Extracted information -
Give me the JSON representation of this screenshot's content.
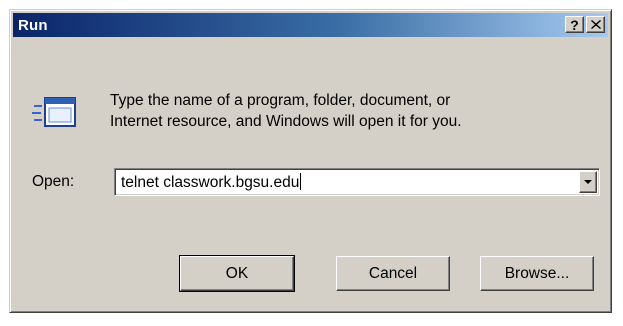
{
  "window": {
    "title": "Run",
    "help_label": "?",
    "close_label": "✕"
  },
  "content": {
    "description_line1": "Type the name of a program, folder, document, or",
    "description_line2": "Internet resource, and Windows will open it for you.",
    "open_label": "Open:",
    "open_value": "telnet classwork.bgsu.edu"
  },
  "buttons": {
    "ok": "OK",
    "cancel": "Cancel",
    "browse": "Browse..."
  },
  "icons": {
    "run": "run-program-icon",
    "dropdown": "chevron-down-icon"
  },
  "colors": {
    "titlebar_start": "#0a246a",
    "titlebar_end": "#a6caf0",
    "face": "#d4d0c8"
  }
}
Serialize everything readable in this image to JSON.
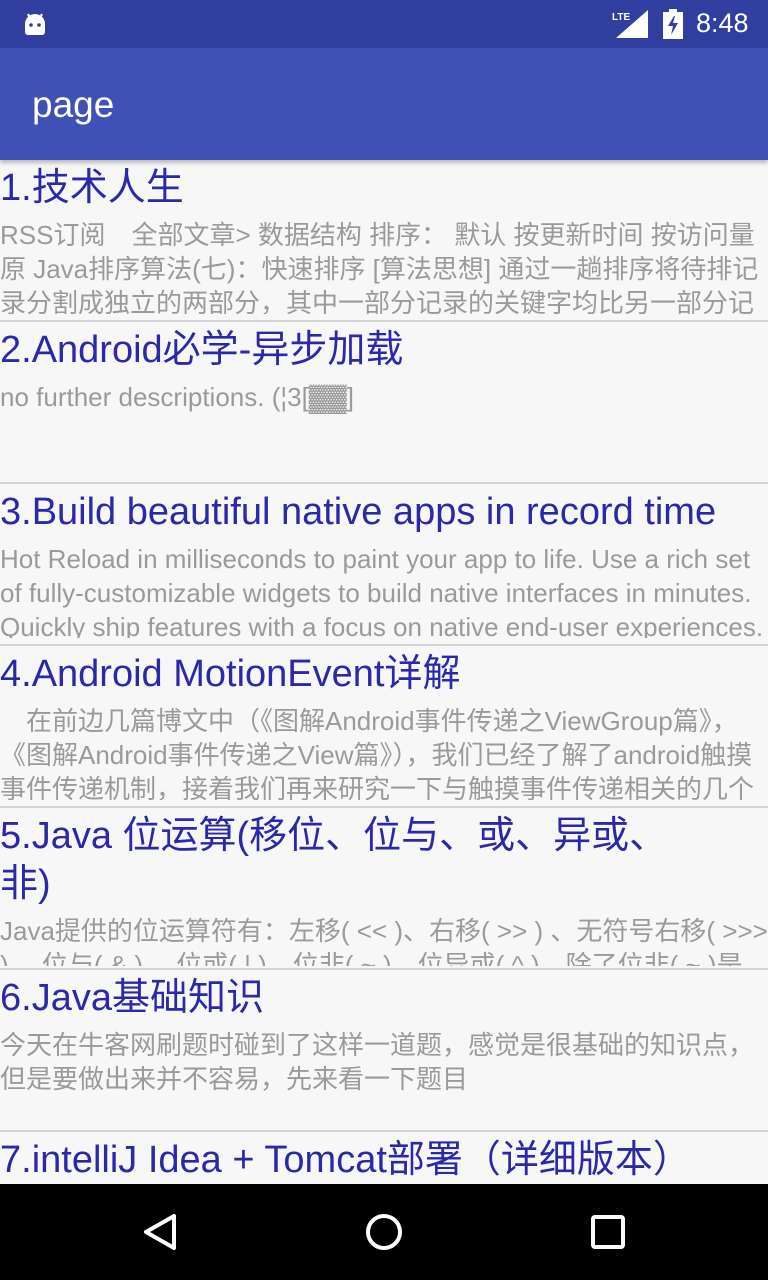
{
  "status_bar": {
    "time": "8:48",
    "network": "LTE",
    "icons": [
      "android-icon",
      "signal-icon",
      "battery-charging-icon"
    ]
  },
  "app_bar": {
    "title": "page"
  },
  "articles": [
    {
      "title": "1.技术人生",
      "description": "RSS订阅　全部文章> 数据结构 排序： 默认 按更新时间 按访问量　 原 Java排序算法(七)：快速排序 [算法思想] 通过一趟排序将待排记录分割成独立的两部分，其中一部分记录的关键字均比另一部分记录的关键字小"
    },
    {
      "title": "2.Android必学-异步加载",
      "description": "no further descriptions. (¦3[▓▓]"
    },
    {
      "title": "3.Build beautiful native apps in record time",
      "description": "Hot Reload in milliseconds to paint your app to life. Use a rich set of fully-customizable widgets to build native interfaces in minutes.  Quickly ship features with a focus on native end-user experiences."
    },
    {
      "title": "4.Android MotionEvent详解",
      "description": "　在前边几篇博文中（《图解Android事件传递之ViewGroup篇》，《图解Android事件传递之View篇》），我们已经了解了android触摸事件传递机制，接着我们再来研究一下与触摸事件传递相关的几个比较重要的类，比如MotionEvent。我们今天就对"
    },
    {
      "title": "5.Java 位运算(移位、位与、或、异或、非)",
      "description": "Java提供的位运算符有：左移( << )、右移( >> ) 、无符号右移( >>> ) 、位与( & ) 、位或( | )、位非( ~ )、位异或( ^ )，除了位非( ~ )是一元操作符外，其它的都是二元操作符。"
    },
    {
      "title": "6.Java基础知识",
      "description": "今天在牛客网刷题时碰到了这样一道题，感觉是很基础的知识点，但是要做出来并不容易，先来看一下题目"
    },
    {
      "title": "7.intelliJ Idea + Tomcat部署（详细版本）",
      "description": ""
    }
  ],
  "nav_bar": {
    "buttons": [
      "back-icon",
      "home-icon",
      "recents-icon"
    ]
  }
}
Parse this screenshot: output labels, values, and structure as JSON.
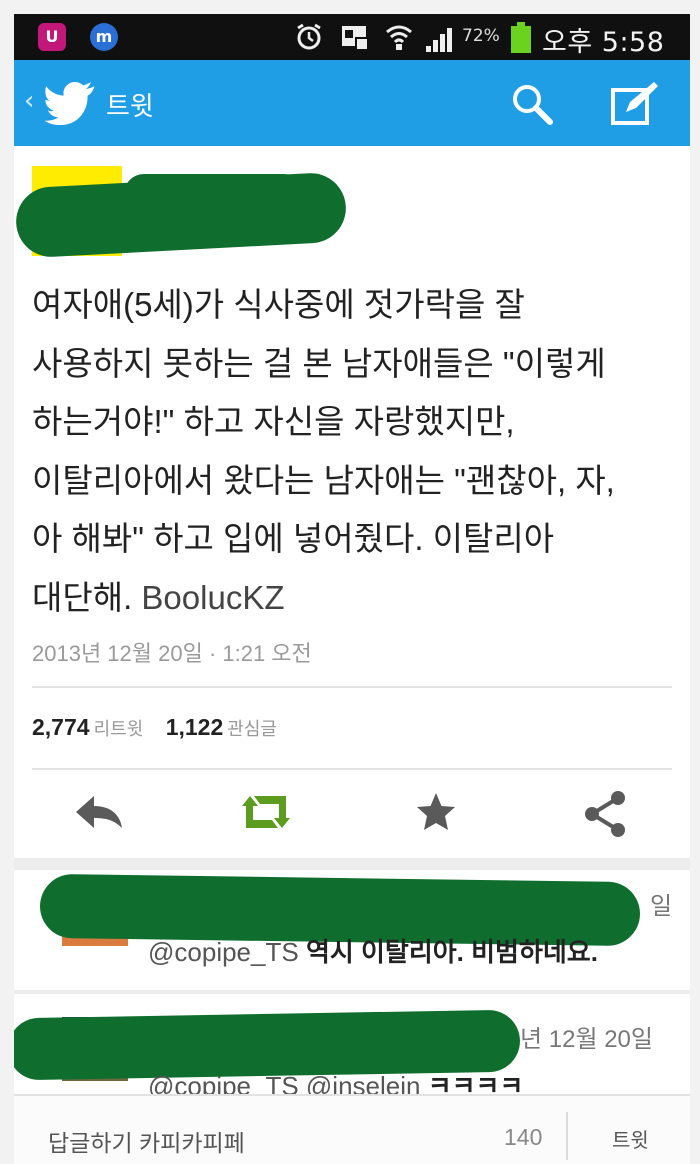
{
  "status_bar": {
    "battery_percent": "72%",
    "clock": "오후 5:58",
    "icons": [
      "lg-uplus-icon",
      "messenger-icon",
      "alarm-icon",
      "gallery-notification-icon",
      "wifi-icon",
      "signal-icon",
      "battery-icon"
    ]
  },
  "header": {
    "title": "트윗",
    "icons": [
      "back-chevron-icon",
      "twitter-bird-icon",
      "search-icon",
      "compose-icon"
    ]
  },
  "tweet": {
    "lines": [
      "여자애(5세)가 식사중에 젓가락을 잘",
      "사용하지 못하는 걸 본 남자애들은 \"이렇게",
      "하는거야!\" 하고 자신을 자랑했지만,",
      "이탈리아에서 왔다는 남자애는 \"괜찮아, 자,",
      "아 해봐\" 하고 입에 넣어줬다. 이탈리아",
      "대단해."
    ],
    "signature": "BoolucKZ",
    "timestamp": "2013년 12월 20일 · 1:21 오전",
    "retweet_count": "2,774",
    "retweet_label": "리트윗",
    "favorite_count": "1,122",
    "favorite_label": "관심글"
  },
  "actions": {
    "icons": [
      "reply-icon",
      "retweet-icon",
      "favorite-star-icon",
      "share-icon"
    ],
    "retweet_color": "#5c9c1f"
  },
  "replies": [
    {
      "date_fragment": "일",
      "handles": "@copipe_TS",
      "text": "역시 이탈리아. 비범하네요."
    },
    {
      "date_fragment": "년 12월 20일",
      "handles": "@copipe_TS @inselein",
      "text": "ㅋㅋㅋㅋ"
    }
  ],
  "composer": {
    "placeholder": "답글하기 카피카피페",
    "char_count": "140",
    "send_label": "트윗"
  },
  "colors": {
    "action_bar": "#1f9de5",
    "redaction": "#0f6e2d",
    "avatar_yellow": "#ffec00"
  }
}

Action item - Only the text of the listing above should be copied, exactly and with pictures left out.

Finished exercise -
Give me the JSON representation of this screenshot's content.
{
  "window": {
    "title": "Run",
    "help_label": "?",
    "close_label": "✕"
  },
  "content": {
    "description_line1": "Type the name of a program, folder, document, or",
    "description_line2": "Internet resource, and Windows will open it for you.",
    "open_label": "Open:",
    "open_value": "telnet classwork.bgsu.edu"
  },
  "buttons": {
    "ok": "OK",
    "cancel": "Cancel",
    "browse": "Browse..."
  },
  "icons": {
    "run": "run-program-icon",
    "dropdown": "chevron-down-icon"
  },
  "colors": {
    "titlebar_start": "#0a246a",
    "titlebar_end": "#a6caf0",
    "face": "#d4d0c8"
  }
}
Serialize everything readable in this image to JSON.
{
  "status_bar": {
    "time": "8:48",
    "network": "LTE",
    "icons": [
      "android-icon",
      "signal-icon",
      "battery-charging-icon"
    ]
  },
  "app_bar": {
    "title": "page"
  },
  "articles": [
    {
      "title": "1.技术人生",
      "description": "RSS订阅　全部文章> 数据结构 排序： 默认 按更新时间 按访问量　 原 Java排序算法(七)：快速排序 [算法思想] 通过一趟排序将待排记录分割成独立的两部分，其中一部分记录的关键字均比另一部分记录的关键字小"
    },
    {
      "title": "2.Android必学-异步加载",
      "description": "no further descriptions. (¦3[▓▓]"
    },
    {
      "title": "3.Build beautiful native apps in record time",
      "description": "Hot Reload in milliseconds to paint your app to life. Use a rich set of fully-customizable widgets to build native interfaces in minutes.  Quickly ship features with a focus on native end-user experiences."
    },
    {
      "title": "4.Android MotionEvent详解",
      "description": "　在前边几篇博文中（《图解Android事件传递之ViewGroup篇》，《图解Android事件传递之View篇》），我们已经了解了android触摸事件传递机制，接着我们再来研究一下与触摸事件传递相关的几个比较重要的类，比如MotionEvent。我们今天就对"
    },
    {
      "title": "5.Java 位运算(移位、位与、或、异或、非)",
      "description": "Java提供的位运算符有：左移( << )、右移( >> ) 、无符号右移( >>> ) 、位与( & ) 、位或( | )、位非( ~ )、位异或( ^ )，除了位非( ~ )是一元操作符外，其它的都是二元操作符。"
    },
    {
      "title": "6.Java基础知识",
      "description": "今天在牛客网刷题时碰到了这样一道题，感觉是很基础的知识点，但是要做出来并不容易，先来看一下题目"
    },
    {
      "title": "7.intelliJ Idea + Tomcat部署（详细版本）",
      "description": ""
    }
  ],
  "nav_bar": {
    "buttons": [
      "back-icon",
      "home-icon",
      "recents-icon"
    ]
  }
}
Parse this screenshot: output labels, values, and structure as JSON.
{
  "status_bar": {
    "battery_percent": "72%",
    "clock": "오후 5:58",
    "icons": [
      "lg-uplus-icon",
      "messenger-icon",
      "alarm-icon",
      "gallery-notification-icon",
      "wifi-icon",
      "signal-icon",
      "battery-icon"
    ]
  },
  "header": {
    "title": "트윗",
    "icons": [
      "back-chevron-icon",
      "twitter-bird-icon",
      "search-icon",
      "compose-icon"
    ]
  },
  "tweet": {
    "lines": [
      "여자애(5세)가 식사중에 젓가락을 잘",
      "사용하지 못하는 걸 본 남자애들은 \"이렇게",
      "하는거야!\" 하고 자신을 자랑했지만,",
      "이탈리아에서 왔다는 남자애는 \"괜찮아, 자,",
      "아 해봐\" 하고 입에 넣어줬다. 이탈리아",
      "대단해."
    ],
    "signature": "BoolucKZ",
    "timestamp": "2013년 12월 20일 · 1:21 오전",
    "retweet_count": "2,774",
    "retweet_label": "리트윗",
    "favorite_count": "1,122",
    "favorite_label": "관심글"
  },
  "actions": {
    "icons": [
      "reply-icon",
      "retweet-icon",
      "favorite-star-icon",
      "share-icon"
    ],
    "retweet_color": "#5c9c1f"
  },
  "replies": [
    {
      "date_fragment": "일",
      "handles": "@copipe_TS",
      "text": "역시 이탈리아. 비범하네요."
    },
    {
      "date_fragment": "년 12월 20일",
      "handles": "@copipe_TS @inselein",
      "text": "ㅋㅋㅋㅋ"
    }
  ],
  "composer": {
    "placeholder": "답글하기 카피카피페",
    "char_count": "140",
    "send_label": "트윗"
  },
  "colors": {
    "action_bar": "#1f9de5",
    "redaction": "#0f6e2d",
    "avatar_yellow": "#ffec00"
  }
}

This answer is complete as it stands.